A UFO-like set of discs sits atop a mountain peak on the Czechia-Poland border. However, its inhabitants are not extraterrestrials, rather meteorologists who come from far and wide for the unique weather.
Not ready to hang up your skis come April or May? No need to worry. Some of Central Eastern Europe's top ski resorts will keep you on the trails well into spring.
A Japanese delicacy made its west by inadvertently hopping rides on Europe-bound shipping containers. However, far from a welcome treat, uninvited sea snails have been wreaking havoc in the waters of the Black Sea ever since their arrival.
Would you turn yourself into the cops for a good night's sleep? In Ljubljana, you can skip the drastic measures and still hide behind bars for a few peaceful hours of rest in this prison-turned-hotel in one of the city's most trendy districts.
Shopska salad is a bone of contention between a few Central European nations. However, its origins are easily traced to the post-war creation of Bulgaria as a socialist paradise of sun, relaxation, and good food. The red, green, and white salad easily fits the image of traditional Bulgarian cuisine.
We’ve all heard of California’s Route 1 and Australia’s Grand Ocean Road - the world’s most stunning drives. If either tops your must-do list, you really should visit Romania’s Transfăgărășan. Even Top Gear host Jeremy Clarkson agrees.
Europos Park is a “monument valley” on the outskirts of Vilnius to celebrate the spot being exact center of Europe. But the celebration was a bit hasty, as now one of claimants to the title is 11 km away.
If this grapevine could talk, oh... the stories it could tell. Wars, plagues, and fires haven't been able to stop one remarkably resilient vine in Maribor, Slovenia, that is still producing fruit - and wine - at a ripe 400 years old!
Decades before Anthony Bourdain set out to enlighten a hungry population of would-be food tourists and future foodies about the exotic world of international gastronomy, there was Emil Markov, who was on a mission to bring Bulgarian cuisine to the world.
As you walk along the seaside in Zadar, Croatia, the air is filled with the melancholic sounds of the sea. The notes might not mirror any type of classical composition, but they nonetheless create a sound that is in perfect in its harmony.
Some say that cultural divides can be explained by the kind of alcohol we imbibe. But is there any actual distinction between "vodka Europe" vs. "beer Europe" vs. "wine Europe"?
Ready to channel your inner Indiana Jones? Maybe walking across the world’s longest suspended sky bridge, hung almost a hundred meters above a valley in Czechia’s Moravia district, would help you do the trick.

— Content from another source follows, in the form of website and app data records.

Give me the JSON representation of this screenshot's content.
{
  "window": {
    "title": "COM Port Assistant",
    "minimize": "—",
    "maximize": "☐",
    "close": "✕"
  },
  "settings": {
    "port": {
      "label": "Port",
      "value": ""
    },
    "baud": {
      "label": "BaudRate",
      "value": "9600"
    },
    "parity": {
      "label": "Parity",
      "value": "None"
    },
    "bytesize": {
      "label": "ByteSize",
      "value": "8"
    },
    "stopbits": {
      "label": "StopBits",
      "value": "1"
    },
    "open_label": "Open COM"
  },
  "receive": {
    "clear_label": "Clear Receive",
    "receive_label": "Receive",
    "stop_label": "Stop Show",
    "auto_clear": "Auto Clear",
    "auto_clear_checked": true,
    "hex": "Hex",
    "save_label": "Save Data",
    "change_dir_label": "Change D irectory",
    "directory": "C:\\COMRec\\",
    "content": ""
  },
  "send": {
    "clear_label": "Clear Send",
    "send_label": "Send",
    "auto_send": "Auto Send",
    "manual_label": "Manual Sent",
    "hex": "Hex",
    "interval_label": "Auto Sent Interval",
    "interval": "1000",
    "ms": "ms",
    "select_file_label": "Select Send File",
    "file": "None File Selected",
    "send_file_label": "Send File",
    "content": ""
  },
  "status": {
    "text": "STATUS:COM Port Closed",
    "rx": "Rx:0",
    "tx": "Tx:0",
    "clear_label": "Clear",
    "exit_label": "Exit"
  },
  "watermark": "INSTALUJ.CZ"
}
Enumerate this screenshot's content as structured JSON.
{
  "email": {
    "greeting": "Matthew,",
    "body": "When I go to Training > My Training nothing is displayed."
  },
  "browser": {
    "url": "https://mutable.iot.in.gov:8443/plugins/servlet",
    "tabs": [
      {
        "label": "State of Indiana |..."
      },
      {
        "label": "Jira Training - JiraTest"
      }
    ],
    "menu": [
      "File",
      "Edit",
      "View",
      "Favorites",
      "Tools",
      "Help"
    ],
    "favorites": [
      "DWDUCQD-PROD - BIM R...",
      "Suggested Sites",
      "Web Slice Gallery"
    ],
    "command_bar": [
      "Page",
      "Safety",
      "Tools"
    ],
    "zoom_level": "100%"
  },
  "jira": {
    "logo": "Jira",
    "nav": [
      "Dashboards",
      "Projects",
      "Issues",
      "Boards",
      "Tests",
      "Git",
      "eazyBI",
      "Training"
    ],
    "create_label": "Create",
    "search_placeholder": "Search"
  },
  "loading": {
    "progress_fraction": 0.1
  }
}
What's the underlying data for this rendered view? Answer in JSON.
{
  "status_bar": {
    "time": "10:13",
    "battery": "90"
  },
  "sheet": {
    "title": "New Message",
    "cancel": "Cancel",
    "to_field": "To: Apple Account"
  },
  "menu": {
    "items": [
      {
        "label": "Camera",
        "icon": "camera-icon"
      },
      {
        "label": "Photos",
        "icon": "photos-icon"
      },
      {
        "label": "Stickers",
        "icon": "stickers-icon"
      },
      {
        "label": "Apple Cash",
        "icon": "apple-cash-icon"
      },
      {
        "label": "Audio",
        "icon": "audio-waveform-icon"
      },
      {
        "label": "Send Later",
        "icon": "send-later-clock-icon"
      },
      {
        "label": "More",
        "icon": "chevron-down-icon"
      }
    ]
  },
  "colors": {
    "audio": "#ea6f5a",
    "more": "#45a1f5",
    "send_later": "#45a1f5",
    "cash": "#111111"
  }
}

In a small corner of the West Pomeranian forest in northwestern Poland, a grove of pine trees grow in unique shapes that might seem more suited to a fantasy film rather than wildlife reality. The origin of this curiosity is still up for debate.
Friday night. Chic restaurant. Notable chef. You've finally picked a mouthwatering main dish, and the sommelier recommends pairing it with... a Polish wine? Seems crazy, right? Not if a new crop of Polish winemakers has anything to do with it.
Each summer on a day in early July, a small town in Finland attracts visitors from around the world, cheering as husbands clamber over rough terrain with their wives on their backs. Why, you ask? For the ultimate prize: the wife’s weight in beer.
Some say that the woods in Poland's Masurian Lake District harbor a secret: that an abandoned channel project from the Polish Lake District to the Baltic Sea wasn’t only for an inland trade route - it was to provide access to a secret German WW2 era submarine shipyard.
Holiday-seekers in in Central Europe will soon have a new travel option at the ready with the launch of a new train route from Cracow, Poland to Split, Croatia. Sunny beaches, here we come.